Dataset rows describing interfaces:
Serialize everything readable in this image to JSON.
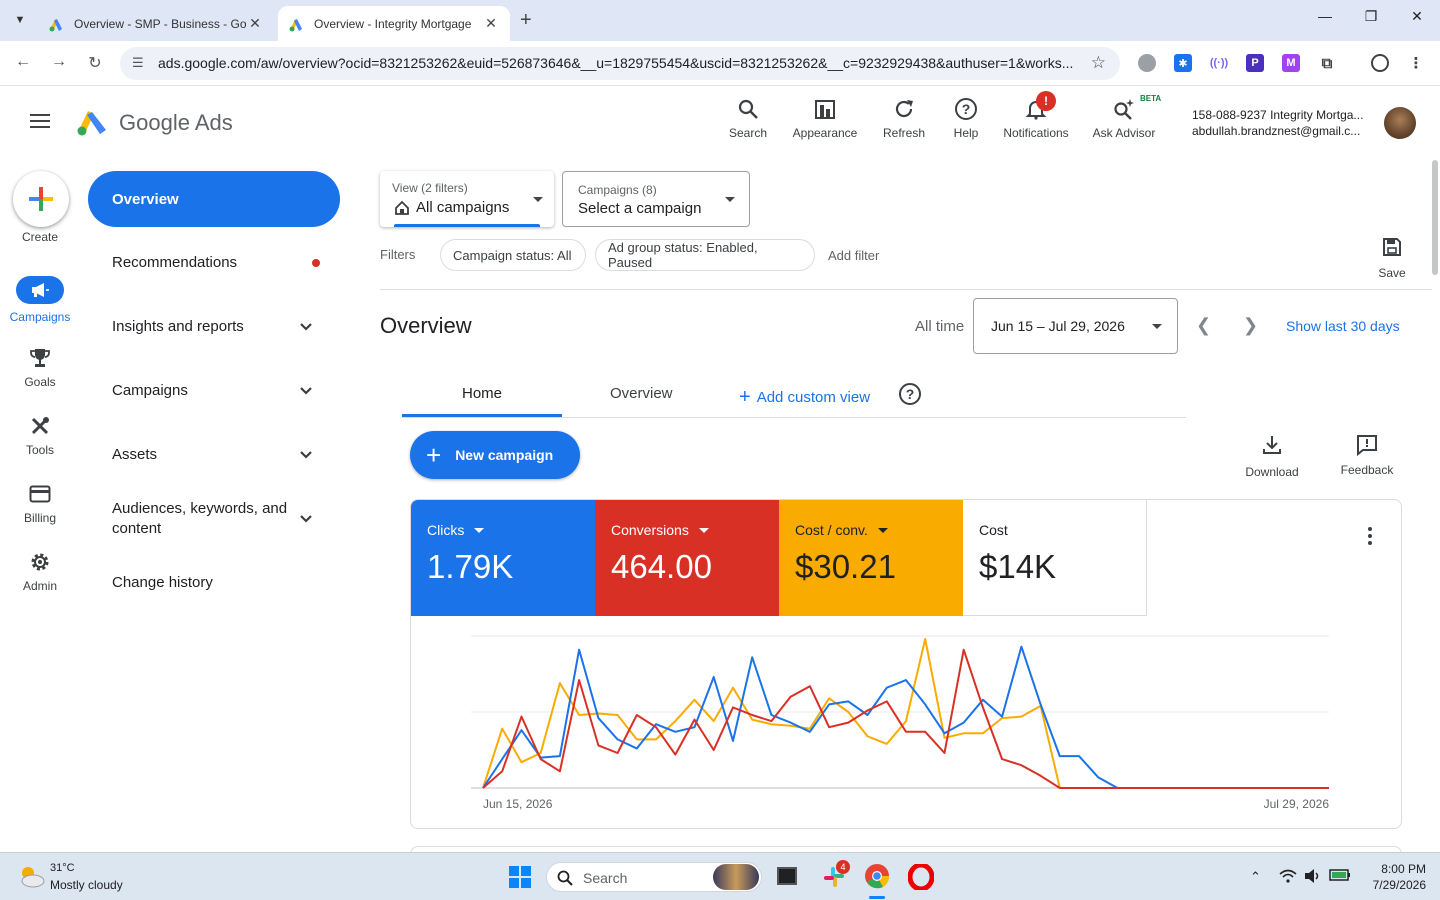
{
  "browser": {
    "tabs": [
      {
        "title": "Overview - SMP - Business - Go",
        "active": false
      },
      {
        "title": "Overview - Integrity Mortgage",
        "active": true
      }
    ],
    "url": "ads.google.com/aw/overview?ocid=8321253262&euid=526873646&__u=1829755454&uscid=8321253262&__c=9232929438&authuser=1&works..."
  },
  "header": {
    "app_name": "Google Ads",
    "buttons": {
      "search": "Search",
      "appearance": "Appearance",
      "refresh": "Refresh",
      "help": "Help",
      "notifications": "Notifications",
      "ask_advisor": "Ask Advisor"
    },
    "notification_count": "!",
    "beta": "BETA",
    "account_line1": "158-088-9237 Integrity Mortga...",
    "account_line2": "abdullah.brandznest@gmail.c..."
  },
  "rail": {
    "create": "Create",
    "campaigns": "Campaigns",
    "goals": "Goals",
    "tools": "Tools",
    "billing": "Billing",
    "admin": "Admin"
  },
  "nav": {
    "overview": "Overview",
    "recommendations": "Recommendations",
    "insights": "Insights and reports",
    "campaigns": "Campaigns",
    "assets": "Assets",
    "audiences": "Audiences, keywords, and content",
    "change_history": "Change history"
  },
  "filters": {
    "view_label": "View (2 filters)",
    "view_value": "All campaigns",
    "campaigns_label": "Campaigns (8)",
    "campaigns_value": "Select a campaign",
    "filters_label": "Filters",
    "chip1": "Campaign status: All",
    "chip2": "Ad group status: Enabled, Paused",
    "add_filter": "Add filter",
    "save": "Save"
  },
  "overview": {
    "title": "Overview",
    "all_time": "All time",
    "date_range": "Jun 15 – Jul 29, 2026",
    "show_last": "Show last 30 days",
    "tab_home": "Home",
    "tab_overview": "Overview",
    "add_custom_view": "Add custom view",
    "new_campaign": "New campaign",
    "download": "Download",
    "feedback": "Feedback"
  },
  "metrics": [
    {
      "name": "Clicks",
      "value": "1.79K",
      "color": "#1a73e8"
    },
    {
      "name": "Conversions",
      "value": "464.00",
      "color": "#d93025"
    },
    {
      "name": "Cost / conv.",
      "value": "$30.21",
      "color": "#f9ab00"
    },
    {
      "name": "Cost",
      "value": "$14K",
      "color": "#ffffff"
    }
  ],
  "chart_data": {
    "type": "line",
    "x_start_label": "Jun 15, 2026",
    "x_end_label": "Jul 29, 2026",
    "grid": true,
    "ylim": [
      0,
      1
    ],
    "series": [
      {
        "name": "Clicks",
        "color": "#1a73e8",
        "values": [
          0.0,
          0.19,
          0.38,
          0.2,
          0.21,
          0.91,
          0.46,
          0.32,
          0.26,
          0.42,
          0.37,
          0.4,
          0.73,
          0.31,
          0.86,
          0.48,
          0.43,
          0.37,
          0.55,
          0.57,
          0.48,
          0.66,
          0.71,
          0.55,
          0.36,
          0.43,
          0.58,
          0.47,
          0.93,
          0.55,
          0.21,
          0.21,
          0.07,
          0.0,
          0.0,
          0.0,
          0.0,
          0.0,
          0.0,
          0.0,
          0.0,
          0.0,
          0.0,
          0.0,
          0.0
        ]
      },
      {
        "name": "Conversions",
        "color": "#d93025",
        "values": [
          0.0,
          0.11,
          0.47,
          0.19,
          0.11,
          0.71,
          0.28,
          0.23,
          0.48,
          0.4,
          0.22,
          0.45,
          0.25,
          0.53,
          0.48,
          0.44,
          0.6,
          0.67,
          0.4,
          0.43,
          0.51,
          0.57,
          0.37,
          0.37,
          0.23,
          0.91,
          0.53,
          0.19,
          0.15,
          0.08,
          0.0,
          0.0,
          0.0,
          0.0,
          0.0,
          0.0,
          0.0,
          0.0,
          0.0,
          0.0,
          0.0,
          0.0,
          0.0,
          0.0,
          0.0
        ]
      },
      {
        "name": "Cost / conv.",
        "color": "#f9ab00",
        "values": [
          0.0,
          0.39,
          0.17,
          0.23,
          0.69,
          0.48,
          0.49,
          0.48,
          0.32,
          0.32,
          0.44,
          0.58,
          0.44,
          0.66,
          0.45,
          0.42,
          0.41,
          0.39,
          0.59,
          0.5,
          0.34,
          0.29,
          0.44,
          0.98,
          0.33,
          0.36,
          0.36,
          0.46,
          0.47,
          0.54,
          0.0,
          0.0,
          0.0,
          0.0,
          0.0,
          0.0,
          0.0,
          0.0,
          0.0,
          0.0,
          0.0,
          0.0,
          0.0,
          0.0,
          0.0
        ]
      }
    ]
  },
  "taskbar": {
    "temp": "31°C",
    "weather": "Mostly cloudy",
    "search": "Search",
    "time": "8:00 PM",
    "date": "7/29/2026",
    "slack_badge": "4"
  }
}
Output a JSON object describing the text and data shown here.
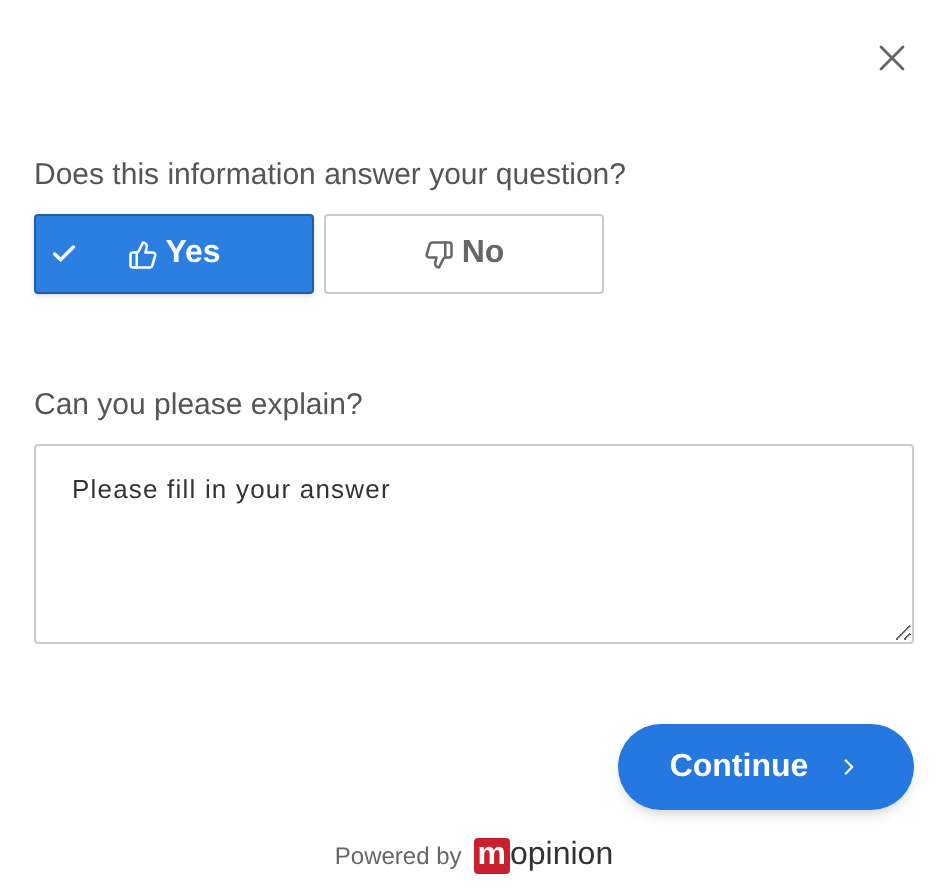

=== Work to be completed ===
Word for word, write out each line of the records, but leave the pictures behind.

=== Output below ===
Serialize everything readable in this image to JSON.
{
  "browser": {
    "tabs": [
      {
        "title": "Overview - SMP - Business - Go",
        "active": false
      },
      {
        "title": "Overview - Integrity Mortgage",
        "active": true
      }
    ],
    "url": "ads.google.com/aw/overview?ocid=8321253262&euid=526873646&__u=1829755454&uscid=8321253262&__c=9232929438&authuser=1&works..."
  },
  "header": {
    "app_name": "Google Ads",
    "buttons": {
      "search": "Search",
      "appearance": "Appearance",
      "refresh": "Refresh",
      "help": "Help",
      "notifications": "Notifications",
      "ask_advisor": "Ask Advisor"
    },
    "notification_count": "!",
    "beta": "BETA",
    "account_line1": "158-088-9237 Integrity Mortga...",
    "account_line2": "abdullah.brandznest@gmail.c..."
  },
  "rail": {
    "create": "Create",
    "campaigns": "Campaigns",
    "goals": "Goals",
    "tools": "Tools",
    "billing": "Billing",
    "admin": "Admin"
  },
  "nav": {
    "overview": "Overview",
    "recommendations": "Recommendations",
    "insights": "Insights and reports",
    "campaigns": "Campaigns",
    "assets": "Assets",
    "audiences": "Audiences, keywords, and content",
    "change_history": "Change history"
  },
  "filters": {
    "view_label": "View (2 filters)",
    "view_value": "All campaigns",
    "campaigns_label": "Campaigns (8)",
    "campaigns_value": "Select a campaign",
    "filters_label": "Filters",
    "chip1": "Campaign status: All",
    "chip2": "Ad group status: Enabled, Paused",
    "add_filter": "Add filter",
    "save": "Save"
  },
  "overview": {
    "title": "Overview",
    "all_time": "All time",
    "date_range": "Jun 15 – Jul 29, 2026",
    "show_last": "Show last 30 days",
    "tab_home": "Home",
    "tab_overview": "Overview",
    "add_custom_view": "Add custom view",
    "new_campaign": "New campaign",
    "download": "Download",
    "feedback": "Feedback"
  },
  "metrics": [
    {
      "name": "Clicks",
      "value": "1.79K",
      "color": "#1a73e8"
    },
    {
      "name": "Conversions",
      "value": "464.00",
      "color": "#d93025"
    },
    {
      "name": "Cost / conv.",
      "value": "$30.21",
      "color": "#f9ab00"
    },
    {
      "name": "Cost",
      "value": "$14K",
      "color": "#ffffff"
    }
  ],
  "chart_data": {
    "type": "line",
    "x_start_label": "Jun 15, 2026",
    "x_end_label": "Jul 29, 2026",
    "grid": true,
    "ylim": [
      0,
      1
    ],
    "series": [
      {
        "name": "Clicks",
        "color": "#1a73e8",
        "values": [
          0.0,
          0.19,
          0.38,
          0.2,
          0.21,
          0.91,
          0.46,
          0.32,
          0.26,
          0.42,
          0.37,
          0.4,
          0.73,
          0.31,
          0.86,
          0.48,
          0.43,
          0.37,
          0.55,
          0.57,
          0.48,
          0.66,
          0.71,
          0.55,
          0.36,
          0.43,
          0.58,
          0.47,
          0.93,
          0.55,
          0.21,
          0.21,
          0.07,
          0.0,
          0.0,
          0.0,
          0.0,
          0.0,
          0.0,
          0.0,
          0.0,
          0.0,
          0.0,
          0.0,
          0.0
        ]
      },
      {
        "name": "Conversions",
        "color": "#d93025",
        "values": [
          0.0,
          0.11,
          0.47,
          0.19,
          0.11,
          0.71,
          0.28,
          0.23,
          0.48,
          0.4,
          0.22,
          0.45,
          0.25,
          0.53,
          0.48,
          0.44,
          0.6,
          0.67,
          0.4,
          0.43,
          0.51,
          0.57,
          0.37,
          0.37,
          0.23,
          0.91,
          0.53,
          0.19,
          0.15,
          0.08,
          0.0,
          0.0,
          0.0,
          0.0,
          0.0,
          0.0,
          0.0,
          0.0,
          0.0,
          0.0,
          0.0,
          0.0,
          0.0,
          0.0,
          0.0
        ]
      },
      {
        "name": "Cost / conv.",
        "color": "#f9ab00",
        "values": [
          0.0,
          0.39,
          0.17,
          0.23,
          0.69,
          0.48,
          0.49,
          0.48,
          0.32,
          0.32,
          0.44,
          0.58,
          0.44,
          0.66,
          0.45,
          0.42,
          0.41,
          0.39,
          0.59,
          0.5,
          0.34,
          0.29,
          0.44,
          0.98,
          0.33,
          0.36,
          0.36,
          0.46,
          0.47,
          0.54,
          0.0,
          0.0,
          0.0,
          0.0,
          0.0,
          0.0,
          0.0,
          0.0,
          0.0,
          0.0,
          0.0,
          0.0,
          0.0,
          0.0,
          0.0
        ]
      }
    ]
  },
  "taskbar": {
    "temp": "31°C",
    "weather": "Mostly cloudy",
    "search": "Search",
    "time": "8:00 PM",
    "date": "7/29/2026",
    "slack_badge": "4"
  }
}
Output a JSON object describing the text and data shown here.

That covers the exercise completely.